**What needs to be done:**
Exact repetition, pictures omitted: give every record below again.

**Data to examine:**
::::
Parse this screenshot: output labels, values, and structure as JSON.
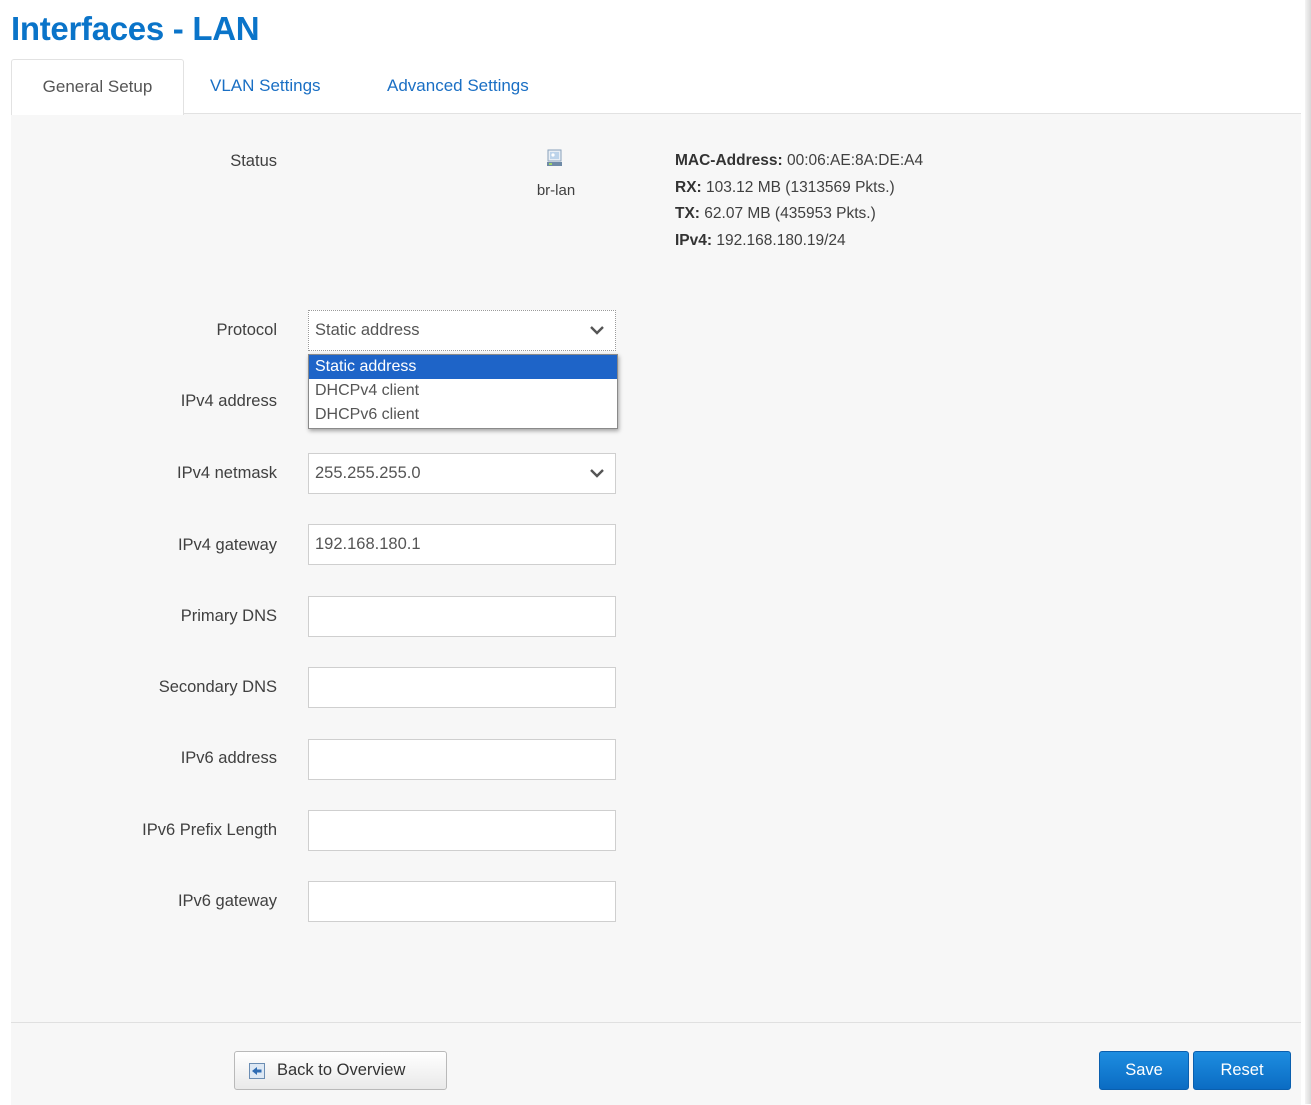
{
  "page": {
    "title": "Interfaces - LAN"
  },
  "tabs": [
    {
      "label": "General Setup",
      "active": true
    },
    {
      "label": "VLAN Settings",
      "active": false
    },
    {
      "label": "Advanced Settings",
      "active": false
    }
  ],
  "status": {
    "label": "Status",
    "interface_name": "br-lan",
    "interface_icon": "network-interface-icon",
    "mac_label": "MAC-Address:",
    "mac_value": " 00:06:AE:8A:DE:A4",
    "rx_label": "RX:",
    "rx_value": " 103.12 MB (1313569 Pkts.)",
    "tx_label": "TX:",
    "tx_value": " 62.07 MB (435953 Pkts.)",
    "ipv4_label": "IPv4:",
    "ipv4_value": " 192.168.180.19/24"
  },
  "form": {
    "protocol": {
      "label": "Protocol",
      "value": "Static address",
      "options": [
        "Static address",
        "DHCPv4 client",
        "DHCPv6 client"
      ],
      "selected_index": 0
    },
    "ipv4_address": {
      "label": "IPv4 address",
      "value": ""
    },
    "ipv4_netmask": {
      "label": "IPv4 netmask",
      "value": "255.255.255.0"
    },
    "ipv4_gateway": {
      "label": "IPv4 gateway",
      "value": "192.168.180.1"
    },
    "primary_dns": {
      "label": "Primary DNS",
      "value": ""
    },
    "secondary_dns": {
      "label": "Secondary DNS",
      "value": ""
    },
    "ipv6_address": {
      "label": "IPv6 address",
      "value": ""
    },
    "ipv6_prefix_length": {
      "label": "IPv6 Prefix Length",
      "value": ""
    },
    "ipv6_gateway": {
      "label": "IPv6 gateway",
      "value": ""
    }
  },
  "footer": {
    "back_label": "Back to Overview",
    "save_label": "Save",
    "reset_label": "Reset"
  },
  "colors": {
    "title": "#0a74c9",
    "tab_link": "#1a6fc4",
    "primary_button": "#0b6cc3",
    "selected_option": "#1e64c8",
    "panel_background": "#f7f7f7"
  }
}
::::
**Solved exercise:**
Parse this screenshot: output labels, values, and structure as JSON.
{
  "page": {
    "title": "Interfaces - LAN"
  },
  "tabs": [
    {
      "label": "General Setup",
      "active": true
    },
    {
      "label": "VLAN Settings",
      "active": false
    },
    {
      "label": "Advanced Settings",
      "active": false
    }
  ],
  "status": {
    "label": "Status",
    "interface_name": "br-lan",
    "interface_icon": "network-interface-icon",
    "mac_label": "MAC-Address:",
    "mac_value": " 00:06:AE:8A:DE:A4",
    "rx_label": "RX:",
    "rx_value": " 103.12 MB (1313569 Pkts.)",
    "tx_label": "TX:",
    "tx_value": " 62.07 MB (435953 Pkts.)",
    "ipv4_label": "IPv4:",
    "ipv4_value": " 192.168.180.19/24"
  },
  "form": {
    "protocol": {
      "label": "Protocol",
      "value": "Static address",
      "options": [
        "Static address",
        "DHCPv4 client",
        "DHCPv6 client"
      ],
      "selected_index": 0
    },
    "ipv4_address": {
      "label": "IPv4 address",
      "value": ""
    },
    "ipv4_netmask": {
      "label": "IPv4 netmask",
      "value": "255.255.255.0"
    },
    "ipv4_gateway": {
      "label": "IPv4 gateway",
      "value": "192.168.180.1"
    },
    "primary_dns": {
      "label": "Primary DNS",
      "value": ""
    },
    "secondary_dns": {
      "label": "Secondary DNS",
      "value": ""
    },
    "ipv6_address": {
      "label": "IPv6 address",
      "value": ""
    },
    "ipv6_prefix_length": {
      "label": "IPv6 Prefix Length",
      "value": ""
    },
    "ipv6_gateway": {
      "label": "IPv6 gateway",
      "value": ""
    }
  },
  "footer": {
    "back_label": "Back to Overview",
    "save_label": "Save",
    "reset_label": "Reset"
  },
  "colors": {
    "title": "#0a74c9",
    "tab_link": "#1a6fc4",
    "primary_button": "#0b6cc3",
    "selected_option": "#1e64c8",
    "panel_background": "#f7f7f7"
  }
}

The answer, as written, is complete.